Tomorrow I'll miss you; Remember I'll always be true. And then while I'm away, I'll write home ev'ry day, And I'll send all my loving to you.  I'll pretend That I'm kissing the lips I am missing And hope that my dreams will come true. And then while I'm away, I'll write home ev'ry day, And I'll send all my loving to you.   All my loving I will send to you. All my loving, darling I'll be true.  Close your eyes and I'll kiss you, Tomorrow I'll miss you: Remember I'll always be true. And then while I'm away, I'll write home ev'ry day, And I'll send all my loving to you  All my loving I will send to you. All my loving darling I'll be True.
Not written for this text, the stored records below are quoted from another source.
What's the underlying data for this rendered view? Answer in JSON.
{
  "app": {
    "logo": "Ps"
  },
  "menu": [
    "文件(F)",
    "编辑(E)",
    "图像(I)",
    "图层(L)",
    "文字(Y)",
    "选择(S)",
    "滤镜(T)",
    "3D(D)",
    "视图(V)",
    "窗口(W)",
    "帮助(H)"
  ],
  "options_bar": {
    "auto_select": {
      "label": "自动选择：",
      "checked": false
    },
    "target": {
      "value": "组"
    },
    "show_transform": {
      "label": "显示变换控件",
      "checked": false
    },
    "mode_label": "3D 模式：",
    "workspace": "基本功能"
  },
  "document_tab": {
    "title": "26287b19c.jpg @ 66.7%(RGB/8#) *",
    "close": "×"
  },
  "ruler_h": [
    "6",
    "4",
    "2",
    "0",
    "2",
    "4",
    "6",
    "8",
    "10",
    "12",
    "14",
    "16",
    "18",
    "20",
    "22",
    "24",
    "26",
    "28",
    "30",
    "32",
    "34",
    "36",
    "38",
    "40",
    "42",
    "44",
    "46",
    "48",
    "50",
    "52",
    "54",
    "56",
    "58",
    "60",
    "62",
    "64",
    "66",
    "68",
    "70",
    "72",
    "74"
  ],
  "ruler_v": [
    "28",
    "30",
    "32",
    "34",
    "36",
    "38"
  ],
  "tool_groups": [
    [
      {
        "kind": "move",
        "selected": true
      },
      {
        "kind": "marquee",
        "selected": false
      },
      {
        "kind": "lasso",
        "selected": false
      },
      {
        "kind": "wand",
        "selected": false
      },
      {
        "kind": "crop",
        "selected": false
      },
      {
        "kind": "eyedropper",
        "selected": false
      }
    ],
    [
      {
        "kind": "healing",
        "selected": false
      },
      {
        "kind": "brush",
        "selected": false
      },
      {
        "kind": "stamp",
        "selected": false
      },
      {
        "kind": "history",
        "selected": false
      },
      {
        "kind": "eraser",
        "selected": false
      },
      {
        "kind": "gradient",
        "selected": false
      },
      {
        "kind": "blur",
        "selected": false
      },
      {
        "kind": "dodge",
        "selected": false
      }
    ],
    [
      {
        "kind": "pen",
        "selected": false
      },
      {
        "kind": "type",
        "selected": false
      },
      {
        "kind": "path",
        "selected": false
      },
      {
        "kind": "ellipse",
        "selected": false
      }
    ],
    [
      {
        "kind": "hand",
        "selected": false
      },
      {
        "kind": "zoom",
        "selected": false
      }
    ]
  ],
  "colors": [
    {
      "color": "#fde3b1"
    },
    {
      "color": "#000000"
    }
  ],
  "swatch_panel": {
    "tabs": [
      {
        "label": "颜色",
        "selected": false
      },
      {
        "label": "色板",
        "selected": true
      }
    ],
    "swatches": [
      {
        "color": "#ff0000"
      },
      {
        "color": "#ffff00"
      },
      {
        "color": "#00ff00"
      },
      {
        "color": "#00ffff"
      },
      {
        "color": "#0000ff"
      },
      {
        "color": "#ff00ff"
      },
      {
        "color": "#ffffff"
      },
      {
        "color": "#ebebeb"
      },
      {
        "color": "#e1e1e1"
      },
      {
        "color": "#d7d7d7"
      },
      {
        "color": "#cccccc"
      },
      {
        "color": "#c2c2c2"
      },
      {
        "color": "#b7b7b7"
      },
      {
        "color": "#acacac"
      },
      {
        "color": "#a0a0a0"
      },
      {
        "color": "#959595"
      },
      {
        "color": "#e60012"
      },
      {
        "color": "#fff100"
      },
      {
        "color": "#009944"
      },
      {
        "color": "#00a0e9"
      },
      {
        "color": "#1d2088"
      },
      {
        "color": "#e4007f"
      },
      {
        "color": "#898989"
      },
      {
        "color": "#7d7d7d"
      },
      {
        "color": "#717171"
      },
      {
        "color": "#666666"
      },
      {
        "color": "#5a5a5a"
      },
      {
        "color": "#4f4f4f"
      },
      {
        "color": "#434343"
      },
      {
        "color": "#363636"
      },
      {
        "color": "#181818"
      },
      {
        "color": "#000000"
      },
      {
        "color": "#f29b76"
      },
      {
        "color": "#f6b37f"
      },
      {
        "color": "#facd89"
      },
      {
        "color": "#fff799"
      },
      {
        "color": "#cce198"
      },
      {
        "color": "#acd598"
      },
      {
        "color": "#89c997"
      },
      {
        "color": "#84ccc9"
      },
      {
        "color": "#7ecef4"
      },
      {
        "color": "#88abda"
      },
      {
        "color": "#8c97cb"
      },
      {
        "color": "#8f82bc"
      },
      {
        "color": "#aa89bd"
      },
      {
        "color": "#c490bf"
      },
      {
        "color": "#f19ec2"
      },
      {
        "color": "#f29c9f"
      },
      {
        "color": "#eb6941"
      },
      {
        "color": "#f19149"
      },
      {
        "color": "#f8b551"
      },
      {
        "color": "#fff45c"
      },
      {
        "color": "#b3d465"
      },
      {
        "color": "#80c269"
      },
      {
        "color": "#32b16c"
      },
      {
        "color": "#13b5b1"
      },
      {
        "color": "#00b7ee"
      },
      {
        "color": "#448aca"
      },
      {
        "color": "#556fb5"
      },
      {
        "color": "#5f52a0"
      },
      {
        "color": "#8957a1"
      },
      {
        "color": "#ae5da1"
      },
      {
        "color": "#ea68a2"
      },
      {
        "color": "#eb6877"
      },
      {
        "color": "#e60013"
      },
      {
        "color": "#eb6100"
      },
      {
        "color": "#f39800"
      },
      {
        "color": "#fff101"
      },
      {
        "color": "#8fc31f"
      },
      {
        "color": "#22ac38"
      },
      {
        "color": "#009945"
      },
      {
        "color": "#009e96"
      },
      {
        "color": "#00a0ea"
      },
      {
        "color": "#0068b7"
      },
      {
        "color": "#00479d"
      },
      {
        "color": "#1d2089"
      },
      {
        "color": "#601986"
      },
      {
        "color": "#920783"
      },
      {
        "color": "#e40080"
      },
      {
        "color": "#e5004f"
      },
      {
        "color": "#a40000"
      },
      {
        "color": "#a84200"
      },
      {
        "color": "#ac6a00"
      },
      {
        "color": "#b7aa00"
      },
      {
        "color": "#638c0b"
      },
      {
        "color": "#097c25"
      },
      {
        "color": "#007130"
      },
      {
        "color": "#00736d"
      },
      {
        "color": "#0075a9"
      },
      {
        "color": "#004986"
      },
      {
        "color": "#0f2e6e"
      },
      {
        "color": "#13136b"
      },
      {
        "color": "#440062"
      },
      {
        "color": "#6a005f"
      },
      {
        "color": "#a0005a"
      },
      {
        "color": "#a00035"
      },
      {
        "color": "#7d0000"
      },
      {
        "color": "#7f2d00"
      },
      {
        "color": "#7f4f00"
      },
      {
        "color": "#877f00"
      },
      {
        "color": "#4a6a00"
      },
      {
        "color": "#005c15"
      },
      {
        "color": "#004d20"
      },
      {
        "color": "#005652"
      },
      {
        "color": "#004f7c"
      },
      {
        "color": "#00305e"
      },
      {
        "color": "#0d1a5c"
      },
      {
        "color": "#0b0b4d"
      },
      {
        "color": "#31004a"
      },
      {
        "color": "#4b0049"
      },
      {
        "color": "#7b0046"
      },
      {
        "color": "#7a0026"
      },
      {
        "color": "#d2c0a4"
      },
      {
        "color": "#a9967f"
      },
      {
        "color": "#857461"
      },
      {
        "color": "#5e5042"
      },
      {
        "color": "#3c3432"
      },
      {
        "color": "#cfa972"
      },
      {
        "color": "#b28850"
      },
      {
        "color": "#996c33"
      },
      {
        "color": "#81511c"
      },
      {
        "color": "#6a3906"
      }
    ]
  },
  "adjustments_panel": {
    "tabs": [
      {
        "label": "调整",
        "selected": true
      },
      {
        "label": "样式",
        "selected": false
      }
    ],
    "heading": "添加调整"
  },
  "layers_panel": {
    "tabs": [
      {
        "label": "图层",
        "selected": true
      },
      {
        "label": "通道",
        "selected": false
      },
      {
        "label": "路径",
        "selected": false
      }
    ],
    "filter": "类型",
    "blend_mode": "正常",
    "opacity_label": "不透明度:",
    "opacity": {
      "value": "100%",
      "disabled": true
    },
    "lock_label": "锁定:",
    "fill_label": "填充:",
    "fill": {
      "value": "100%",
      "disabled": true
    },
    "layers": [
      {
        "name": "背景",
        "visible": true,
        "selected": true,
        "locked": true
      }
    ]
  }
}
All my loving All my loving ooh All my loving I will send to you
Image extracted from:
Meet you downstairs in the bar and heardYour rolled up sleeves in your skull T-shirtYou say, "What did you do with him today?"And sniffed me out like I was Tanqueray
'Cause you're my fella, my guyHand me your Stella and flyBy the time I'm out the doorYou tear men down like Roger Moore I cheated myselfLike I knew I wouldI told you, I was troubleYou know that I'm no good Upstairs in bed with my ex-boyHe's in a place but I can't get joyThinking on you in the final throesThis is when my buzzer goes Run out to meet you, chips and pittaYou say, "When we married", 'cause you're not bitterThere'll be none of him no moreI cried for you on the kitchen floor I cheated myselfLike I knew I wouldI told you, I was troubleYou know that I'm no good Sweet reunion Jamaica and SpainWe're like how we were againI'm in the tub, you on the seatLick your lips as a I soak my feet And then you notice likkle carpet burnsMy stomach drop and my guts churnYou shrug and it's the worstWho truly stuck the knife in first I cheated myselfLike I knew I wouldI told you, I was troubleYou know that I'm no good I cheated myselfLike I knew I wouldI told you, I was troubleYeah, you know that I'm no good